Church lands were also vulnerable, as ecclesiastics held them only during their tenure of a see or benefice. Translations were often frequent so that the bishop’s tenure was uncertain, while his family responsibilities might be considerable. In the early days of the century the bachelor Archbishop King complained bitterly of certain bishops selling the timber on their diocesan estates. Among these was Dr Wetenhall, Bishop of Kilmore and Ardagh, who was alleged to have sold £10,000 worth of woods on his diocesan estates, while similar profiteering was attributed to Dr Charles Hickman, Archbishop King’s successor to the see of Derry.

It has been estimated that between 1600 and 1800 the afforested proportion of the country was reduced from one-sixth to one-fiftieth. Between 1730 and 1780, 27,461 acres – including five forests of over 500 acres and 79 woods of between 100 and 500 acres – were advertised for sale, as well as a number of smaller planta­tions.183 Parliament was still wrestling with the problem of forestation in 1788 (28 Geo. III, c. 28).

Other serious economic problems were created by continuing deforestation, for example the decline of the charcoal-smelting and tanning industries. The latter had been encouraged by the prohibition of the export of live cattle in the early 1660s. Tree bark, preferably from live trees, was an essential ingredient in the tanning process.

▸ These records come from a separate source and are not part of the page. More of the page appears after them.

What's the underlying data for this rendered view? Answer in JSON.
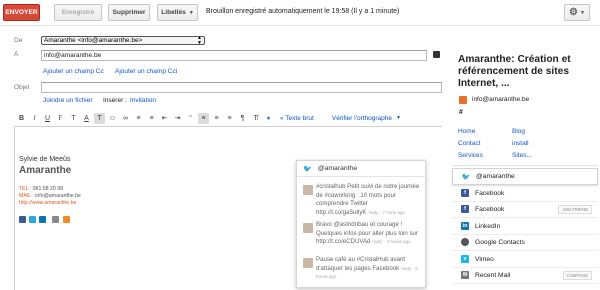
{
  "toolbar": {
    "send_label": "ENVOYER",
    "saved_label": "Enregistré",
    "delete_label": "Supprimer",
    "labels_label": "Libellés",
    "status": "Brouillon enregistré automatiquement le 19:58 (Il y a 1 minute)"
  },
  "compose": {
    "from_label": "De",
    "from_value": "Amaranthe <info@amaranthe.be>",
    "to_label": "À",
    "to_value": "info@amaranthe.be",
    "add_cc": "Ajouter un champ Cc",
    "add_bcc": "Ajouter un champ Cci",
    "subject_label": "Objet",
    "subject_value": "",
    "attach": "Joindre un fichier",
    "insert_label": "Insérer :",
    "invitation": "Invitation",
    "plain_text": "« Texte brut",
    "spellcheck": "Vérifier l'orthographe"
  },
  "signature": {
    "name": "Sylvie de Meeûs",
    "company": "Amaranthe",
    "tel_key": "TEL :",
    "tel": "081 58 20 98",
    "mail_key": "MAIL :",
    "mail": "info@amaranthe.be",
    "web": "http://www.amaranthe.be"
  },
  "twitter_popup": {
    "handle": "@amaranthe",
    "tweets": [
      {
        "text": "#cristalhub Petit suivi de notre journée de #coworking : 10 mots pour comprendre Twitter http://t.co/ga5utlyK",
        "meta": "reply · 7 mins ago"
      },
      {
        "text": "Bravo @astridribau et courage ! Quelques infos pour aller plus loin sur http://t.co/eCDUVAd",
        "meta": "reply · 4 hours ago"
      },
      {
        "text": "Pause café au #CristalHub avant d'attaquer les pages Facebook",
        "meta": "reply · 6 hours ago"
      }
    ]
  },
  "sidebar": {
    "title": "Amaranthe: Création et référencement de sites Internet, ...",
    "email": "info@amaranthe.be",
    "hash": "#",
    "links_left": [
      "Home",
      "Contact",
      "Services"
    ],
    "links_right": [
      "Blog",
      "install",
      "Sites..."
    ],
    "items": [
      {
        "label": "@amaranthe",
        "icon": "twitter-icon",
        "tag": ""
      },
      {
        "label": "Facebook",
        "icon": "facebook-icon",
        "tag": ""
      },
      {
        "label": "Facebook",
        "icon": "facebook-icon",
        "tag": "ADD FRIEND"
      },
      {
        "label": "LinkedIn",
        "icon": "linkedin-icon",
        "tag": ""
      },
      {
        "label": "Google Contacts",
        "icon": "google-contacts-icon",
        "tag": ""
      },
      {
        "label": "Vimeo",
        "icon": "vimeo-icon",
        "tag": ""
      },
      {
        "label": "Recent Mail",
        "icon": "mail-icon",
        "tag": "COMPOSE"
      }
    ]
  },
  "colors": {
    "send": "#d14836",
    "link": "#1155cc",
    "twitter": "#2aa9e0",
    "facebook": "#3b5998",
    "linkedin": "#0e76a8",
    "signature_accent": "#e25a1c"
  }
}
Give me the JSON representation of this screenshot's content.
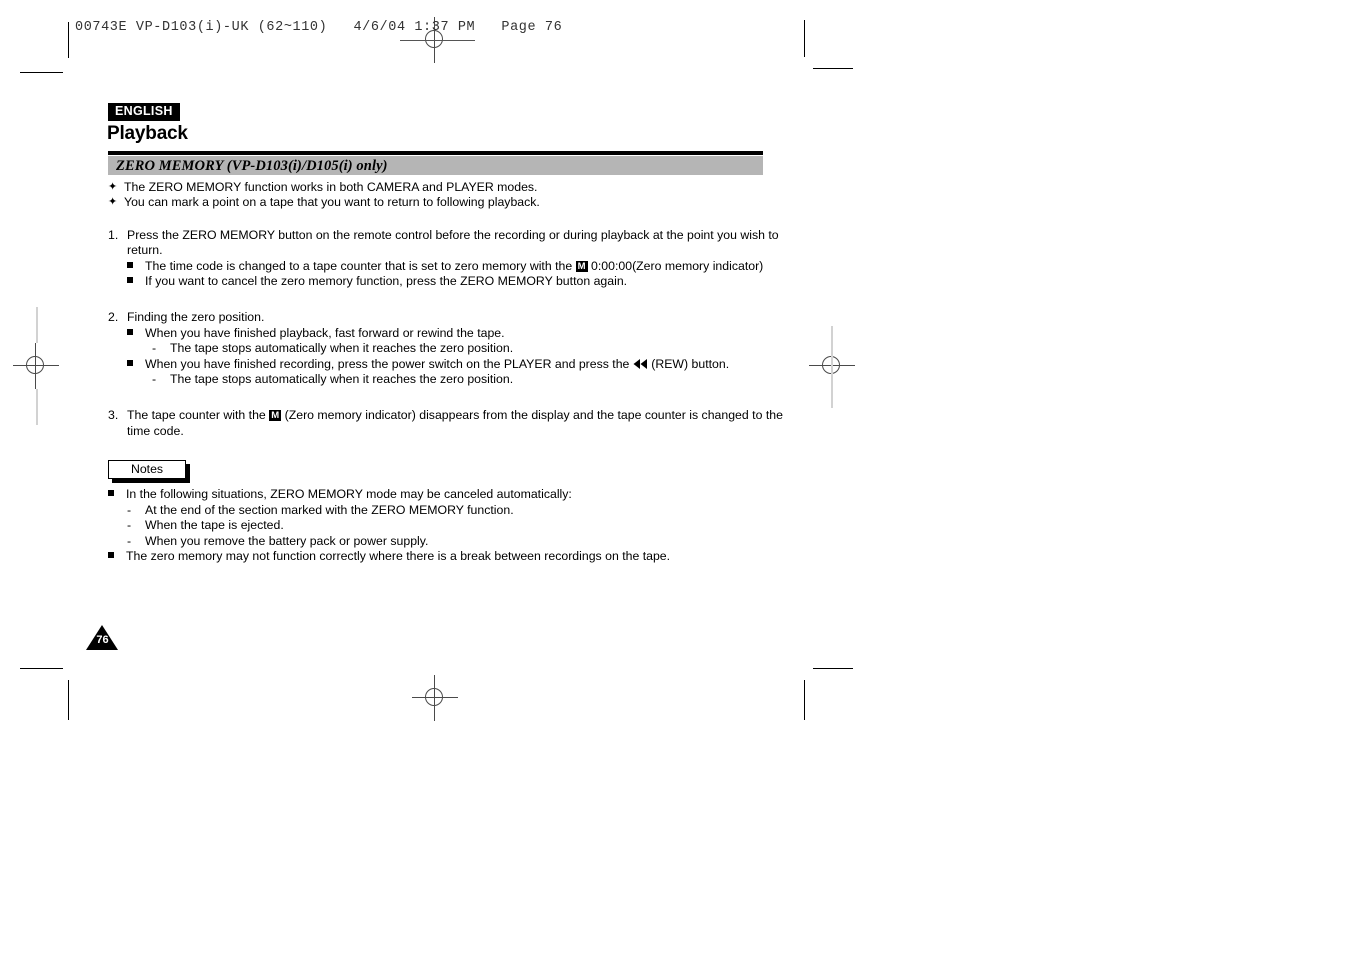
{
  "print_slug": {
    "text": "00743E VP-D103(i)-UK (62~110)   4/6/04 1:37 PM   Page 76"
  },
  "header": {
    "language_badge": "ENGLISH",
    "chapter_title": "Playback",
    "section_title": "ZERO MEMORY (VP-D103(i)/D105(i) only)"
  },
  "intro_bullets": [
    {
      "marker": "✦",
      "text": "The ZERO MEMORY function works in both CAMERA and PLAYER modes."
    },
    {
      "marker": "✦",
      "text": "You can mark a point on a tape that you want to return to following playback."
    }
  ],
  "steps": {
    "step1": {
      "number": "1.",
      "text": "Press the ZERO MEMORY button on the remote control before the recording or during playback at the point you wish to return.",
      "sub": [
        {
          "text_before": "The time code is changed to a tape counter that is set to zero memory with the",
          "icon": "M",
          "text_after": "0:00:00(Zero memory indicator)"
        },
        {
          "text_before": "If you want to cancel the zero memory function, press the ZERO MEMORY button again.",
          "icon": "",
          "text_after": ""
        }
      ]
    },
    "step2": {
      "number": "2.",
      "text": "Finding the zero position.",
      "sub1": "When you have finished playback, fast forward or rewind the tape.",
      "sub1_dash": "The tape stops automatically when it reaches the zero position.",
      "sub2_before": "When you have finished recording, press the power switch on the PLAYER and press the",
      "sub2_icon": "rewind-icon",
      "sub2_after": "(REW) button.",
      "sub2_dash": "The tape stops automatically when it reaches the zero position."
    },
    "step3": {
      "number": "3.",
      "text_before": "The tape counter with the",
      "icon": "M",
      "text_after": "(Zero memory indicator) disappears from the display and the tape counter is changed to the time code."
    }
  },
  "notes": {
    "label": "Notes",
    "items": [
      {
        "type": "square",
        "text": "In the following situations, ZERO MEMORY mode may be canceled automatically:"
      },
      {
        "type": "dash",
        "text": "At the end of the section marked with the ZERO MEMORY function."
      },
      {
        "type": "dash",
        "text": "When the tape is ejected."
      },
      {
        "type": "dash",
        "text": "When you remove the battery pack or power supply."
      },
      {
        "type": "square",
        "text": "The zero memory may not function correctly where there is a break between recordings on the tape."
      }
    ]
  },
  "page_number": "76",
  "colors": {
    "section_band": "#b5b5b5",
    "ink": "#000000",
    "reg_mark": "#4a4a4a"
  }
}
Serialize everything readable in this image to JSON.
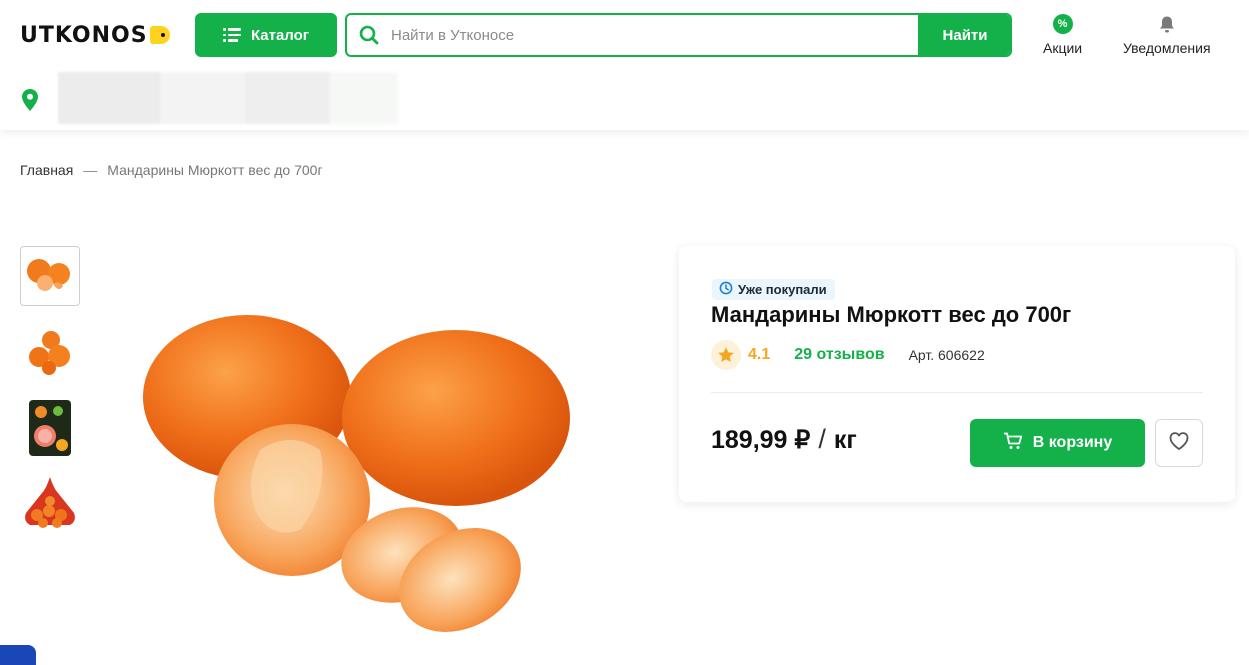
{
  "header": {
    "logo_text": "UTKONOS",
    "catalog_label": "Каталог",
    "search_placeholder": "Найти в Утконосе",
    "search_button": "Найти",
    "promo_label": "Акции",
    "notifications_label": "Уведомления"
  },
  "breadcrumb": {
    "home": "Главная",
    "separator": "—",
    "current": "Мандарины Мюркотт вес до 700г"
  },
  "product": {
    "badge": "Уже покупали",
    "title": "Мандарины Мюркотт вес до 700г",
    "rating": "4.1",
    "reviews": "29 отзывов",
    "article": "Арт. 606622",
    "price": "189,99 ₽",
    "price_slash": "/",
    "unit": "кг",
    "cart_button": "В корзину"
  },
  "thumbnails": [
    "thumb-mandarins-peeled",
    "thumb-mandarins-pile",
    "thumb-package-photo",
    "thumb-mandarins-net"
  ],
  "colors": {
    "brand_green": "#14b14b",
    "logo_yellow": "#ffd21f",
    "rating_orange": "#f5a623"
  }
}
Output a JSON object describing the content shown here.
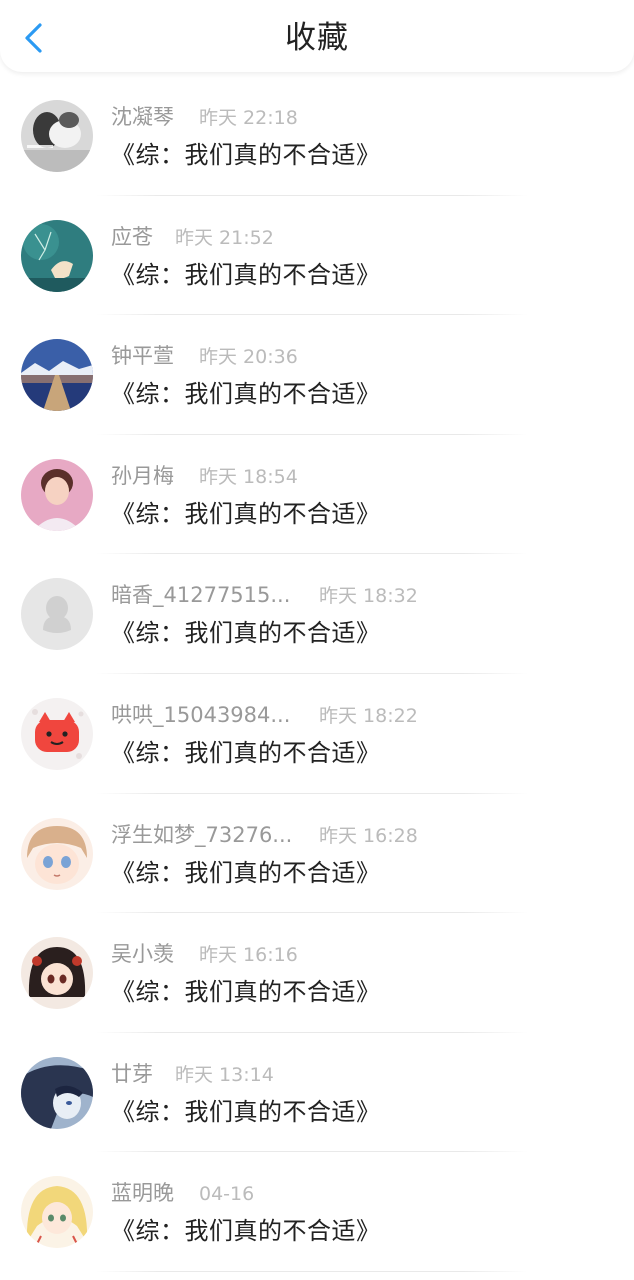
{
  "header": {
    "title": "收藏",
    "back_icon": "chevron-left-icon",
    "accent_color": "#2b9af3"
  },
  "items": [
    {
      "name": "沈凝琴",
      "time": "昨天 22:18",
      "message": "《综：我们真的不合适》",
      "avatar": "photo-avatar"
    },
    {
      "name": "应苍",
      "time": "昨天 21:52",
      "message": "《综：我们真的不合适》",
      "avatar": "teal-deer-avatar"
    },
    {
      "name": "钟平萱",
      "time": "昨天 20:36",
      "message": "《综：我们真的不合适》",
      "avatar": "lake-pier-avatar"
    },
    {
      "name": "孙月梅",
      "time": "昨天 18:54",
      "message": "《综：我们真的不合适》",
      "avatar": "portrait-avatar"
    },
    {
      "name": "暗香_41277515...",
      "time": "昨天 18:32",
      "message": "《综：我们真的不合适》",
      "avatar": "default-penguin-avatar"
    },
    {
      "name": "哄哄_15043984...",
      "time": "昨天 18:22",
      "message": "《综：我们真的不合适》",
      "avatar": "red-pig-avatar"
    },
    {
      "name": "浮生如梦_73276...",
      "time": "昨天 16:28",
      "message": "《综：我们真的不合适》",
      "avatar": "anime-girl-avatar"
    },
    {
      "name": "吴小羡",
      "time": "昨天 16:16",
      "message": "《综：我们真的不合适》",
      "avatar": "anime-chibi-avatar"
    },
    {
      "name": "廿芽",
      "time": "昨天 13:14",
      "message": "《综：我们真的不合适》",
      "avatar": "anime-dark-avatar"
    },
    {
      "name": "蓝明晚",
      "time": "04-16",
      "message": "《综：我们真的不合适》",
      "avatar": "anime-blonde-avatar"
    }
  ]
}
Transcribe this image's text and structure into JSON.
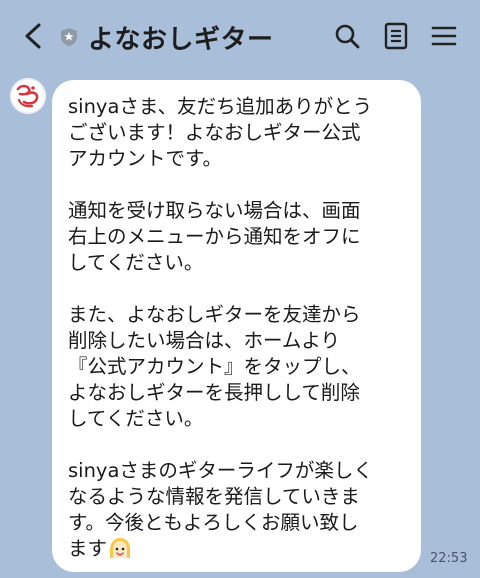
{
  "header": {
    "title": "よなおしギター"
  },
  "message": {
    "paragraphs": [
      "sinyaさま、友だち追加ありがとう\nございます！よなおしギター公式\nアカウントです。",
      "通知を受け取らない場合は、画面\n右上のメニューから通知をオフに\nしてください。",
      "また、よなおしギターを友達から\n削除したい場合は、ホームより\n『公式アカウント』をタップし、\nよなおしギターを長押しして削除\nしてください。",
      "sinyaさまのギターライフが楽しく\nなるような情報を発信していきま\nす。今後ともよろしくお願い致し\nます"
    ],
    "time": "22:53"
  },
  "icons": {
    "back": "back-chevron-icon",
    "verified": "shield-icon",
    "search": "search-icon",
    "notes": "notes-icon",
    "menu": "menu-icon",
    "avatar": "avatar-logo",
    "emoji": "smiling-face-emoji"
  },
  "colors": {
    "background": "#a9bfd9",
    "bubble": "#ffffff",
    "avatar_accent": "#d9373e"
  }
}
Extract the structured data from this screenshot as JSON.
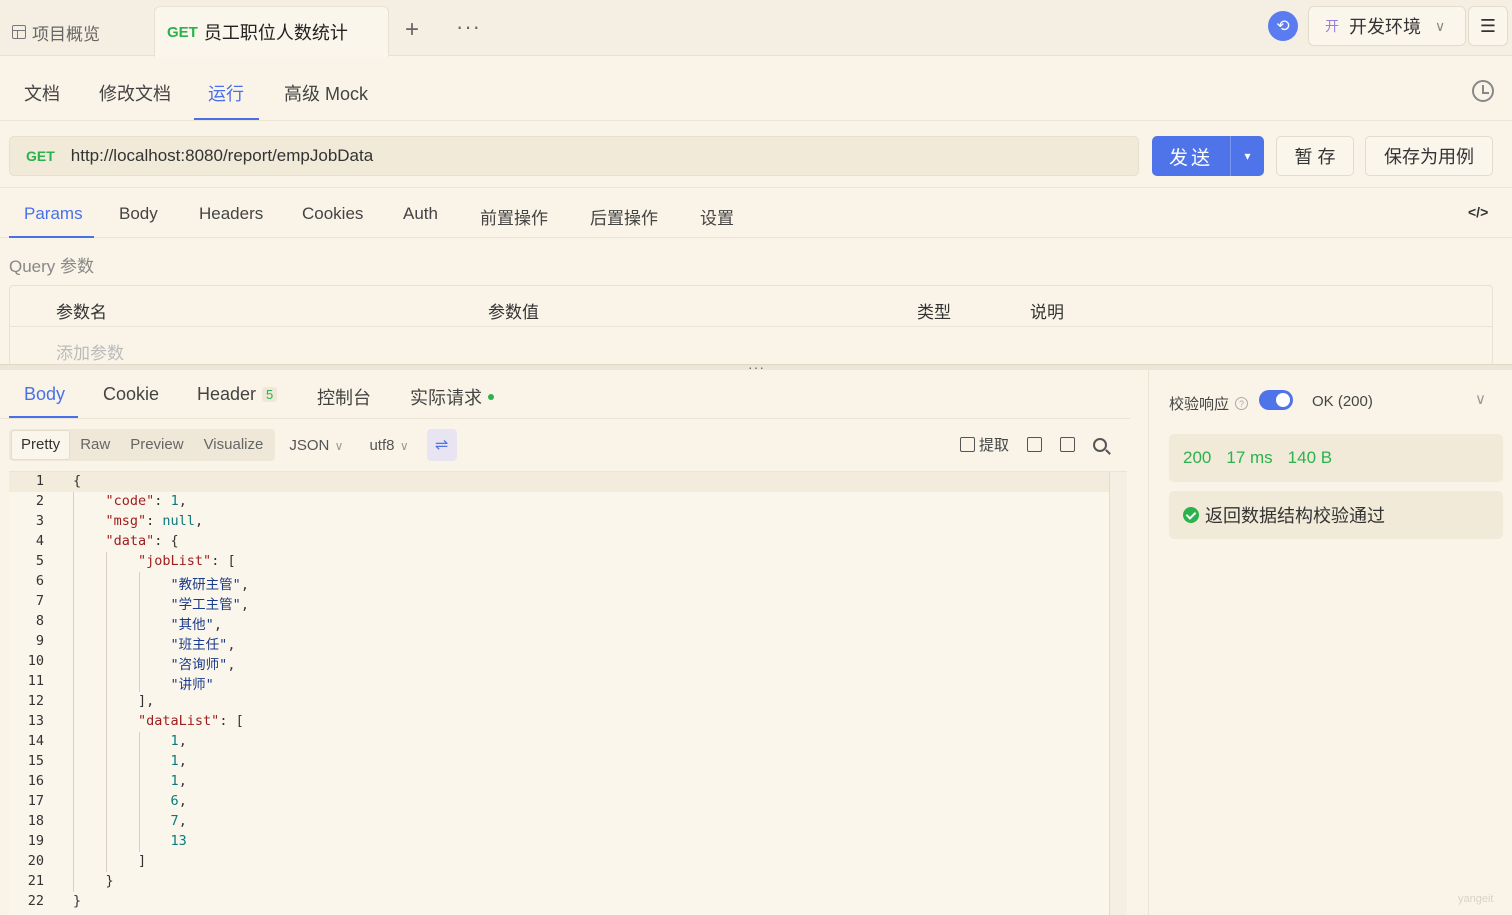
{
  "topbar": {
    "overview_label": "项目概览",
    "active_tab": {
      "method": "GET",
      "title": "员工职位人数统计"
    },
    "plus": "+",
    "more": "···",
    "env": {
      "badge": "开",
      "label": "开发环境"
    }
  },
  "subnav": {
    "items": [
      "文档",
      "修改文档",
      "运行",
      "高级 Mock"
    ],
    "active": "运行"
  },
  "request": {
    "method": "GET",
    "url": "http://localhost:8080/report/empJobData",
    "send_label": "发送",
    "save_temp_label": "暂 存",
    "save_case_label": "保存为用例"
  },
  "request_tabs": {
    "items": [
      "Params",
      "Body",
      "Headers",
      "Cookies",
      "Auth",
      "前置操作",
      "后置操作",
      "设置"
    ],
    "active": "Params"
  },
  "query": {
    "title": "Query 参数",
    "columns": [
      "参数名",
      "参数值",
      "类型",
      "说明"
    ],
    "add_placeholder": "添加参数"
  },
  "response_tabs": {
    "items": [
      "Body",
      "Cookie",
      "Header",
      "控制台",
      "实际请求"
    ],
    "header_count": "5",
    "active": "Body"
  },
  "format_bar": {
    "modes": [
      "Pretty",
      "Raw",
      "Preview",
      "Visualize"
    ],
    "active": "Pretty",
    "language": "JSON",
    "encoding": "utf8",
    "extract_label": "提取"
  },
  "code_lines": [
    "{",
    "    \"code\": 1,",
    "    \"msg\": null,",
    "    \"data\": {",
    "        \"jobList\": [",
    "            \"教研主管\",",
    "            \"学工主管\",",
    "            \"其他\",",
    "            \"班主任\",",
    "            \"咨询师\",",
    "            \"讲师\"",
    "        ],",
    "        \"dataList\": [",
    "            1,",
    "            1,",
    "            1,",
    "            6,",
    "            7,",
    "            13",
    "        ]",
    "    }",
    "}"
  ],
  "validation": {
    "label": "校验响应",
    "status": "OK (200)",
    "code": "200",
    "time": "17 ms",
    "size": "140 B",
    "result": "返回数据结构校验通过"
  },
  "watermark": "yangeit",
  "colors": {
    "accent": "#4f74ea",
    "success": "#2bb24c",
    "background": "#faf4e8"
  }
}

The problem was constant throughout the century. For instance, in 1706, when Arthur Brownlow (0263) purchased the estate of Richmount in Co. Armagh, it was described by the Belfast merchant George Macartney (1300) as ‘being as fine an estate of the value as any in Ulster for its extraordinary good ground and about £8,000 worth of woods thereon which would yield ready money, that commodity being very scarce in Ireland especially the bark of it’.

By 1710 Ireland had to import bark in fluctuating but increasing quantities. For example, between 1719 and 1727 the average value of imported bark was £16,100, in 1736 it was £18,000, in 1744 (in the aftermath of the famine) it was £15,400 but by 1783, despite poor harvests and the War of American Independence, it had risen to £36,000. Most of the bark imported was from England; the remainder came from north Germany. English bark was preferred because it tanned faster than the less expensive German bark.